Halifax police are investigating a fifth sexual assault involving a cab driver, and say the suspect's description raises the possibility of a connection with other recent attacks.

"There's some similarities in some of the suspect descriptions, so we're looking at...the possibility that there could be the same individual in some of the instances, at least," said Halifax Regional Police Const. Dianne Woodworth in an interview Thursday.

The most recent incident, reported to police on July 19, is the fifth alleged sexual assault since May in which a victim described being assaulted by a cab driver. A 44-year-old man was charged earlier this month, shortly after one of the alleged assaults.

"It's always a concern whenever we have people that are sexually assaulted, but five in a short duration is very concerning...These are positions of trust, you're getting into a vehicle thinking that you're going to be taken home safely," said Woodworth.

A woman told police she was picked up in Halifax between 8:30 and 9:30 p.m. on July 15 by a man driving a car with a roof light. The vehicle was a white, older-model four-door car.

Upon arrival at her destination, the woman asked how much she owed for the ride and the driver said he was having problems with the meter that would take a few minutes to fix.

Then police say the man tried to kiss the woman, locked her door and touched her in a "sexual manner" over her clothing without her consent. The woman was able to get out of the car and get to a friend's home.

Police say the man spoke with an accent, and wore strong cologne. He was described as about five-feet-seven-inches, with short dark hair and a pronounced nose.

Police also said the man was described as "possibly of Middle Eastern descent," an identifier used to describe the suspect in three prior incidents. Critics have said police should avoid the label, as it perpetuates damaging stereotypes and is too vague to be of use as a descriptor.

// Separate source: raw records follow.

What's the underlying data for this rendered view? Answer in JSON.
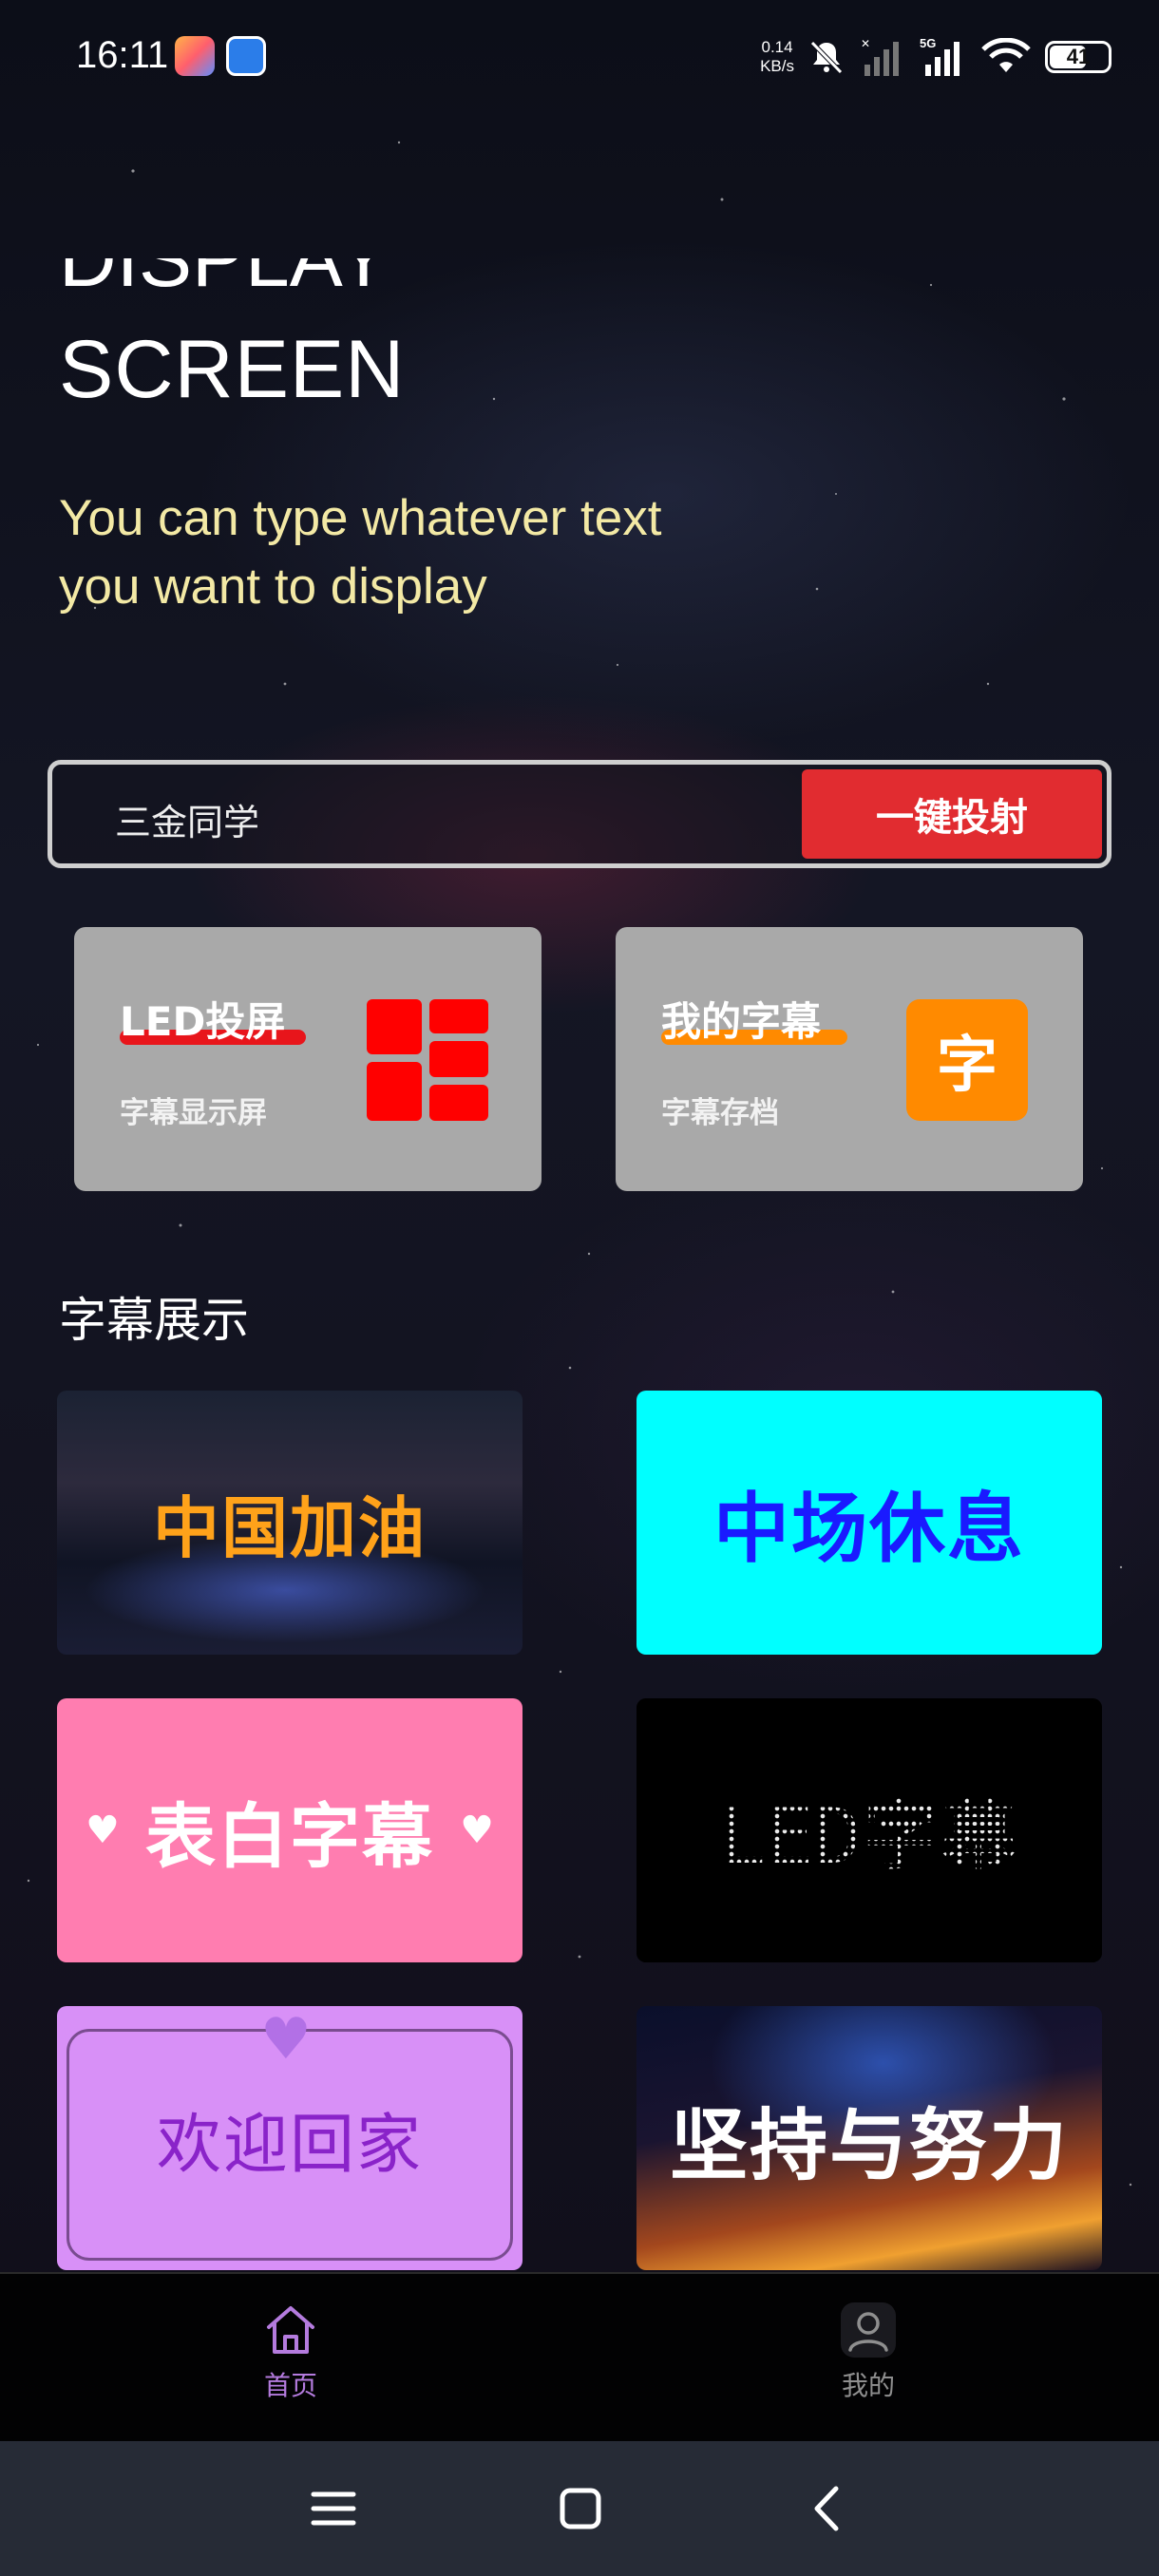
{
  "status_bar": {
    "time": "16:11",
    "net_speed_value": "0.14",
    "net_speed_unit": "KB/s",
    "network_type": "5G",
    "battery": "41"
  },
  "hero": {
    "title_cut": "DISPLAY",
    "title": "SCREEN",
    "subtitle": "You can type whatever text you want to display"
  },
  "input": {
    "value": "三金同学",
    "cast_button": "一键投射"
  },
  "features": [
    {
      "title": "LED投屏",
      "subtitle": "字幕显示屏",
      "icon": "grid-icon",
      "accent": "#e8151b"
    },
    {
      "title": "我的字幕",
      "subtitle": "字幕存档",
      "icon": "zi-icon",
      "icon_text": "字",
      "accent": "#ff8a00"
    }
  ],
  "section": {
    "title": "字幕展示"
  },
  "showcase": [
    {
      "text": "中国加油"
    },
    {
      "text": "中场休息"
    },
    {
      "text": "表白字幕"
    },
    {
      "text": "LED字幕"
    },
    {
      "text": "欢迎回家"
    },
    {
      "text": "坚持与努力"
    }
  ],
  "bottom_nav": [
    {
      "label": "首页",
      "icon": "home-icon",
      "active": true,
      "color": "#b47bde"
    },
    {
      "label": "我的",
      "icon": "user-icon",
      "active": false,
      "color": "#8f8f8f"
    }
  ],
  "system_nav": [
    "menu-icon",
    "home-square-icon",
    "back-icon"
  ]
}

Woodworth said investigators are following down every available lead, including trying to track down taxi locations at the times of the incidents, where possible.

"Some of the vehicles -- I'm not saying the ones involved with this -- have GPS, so we're running all those angles, and working with the cab companies," she said. "They've been very helpful to us because they want to bring a conclusion to these incidents as well."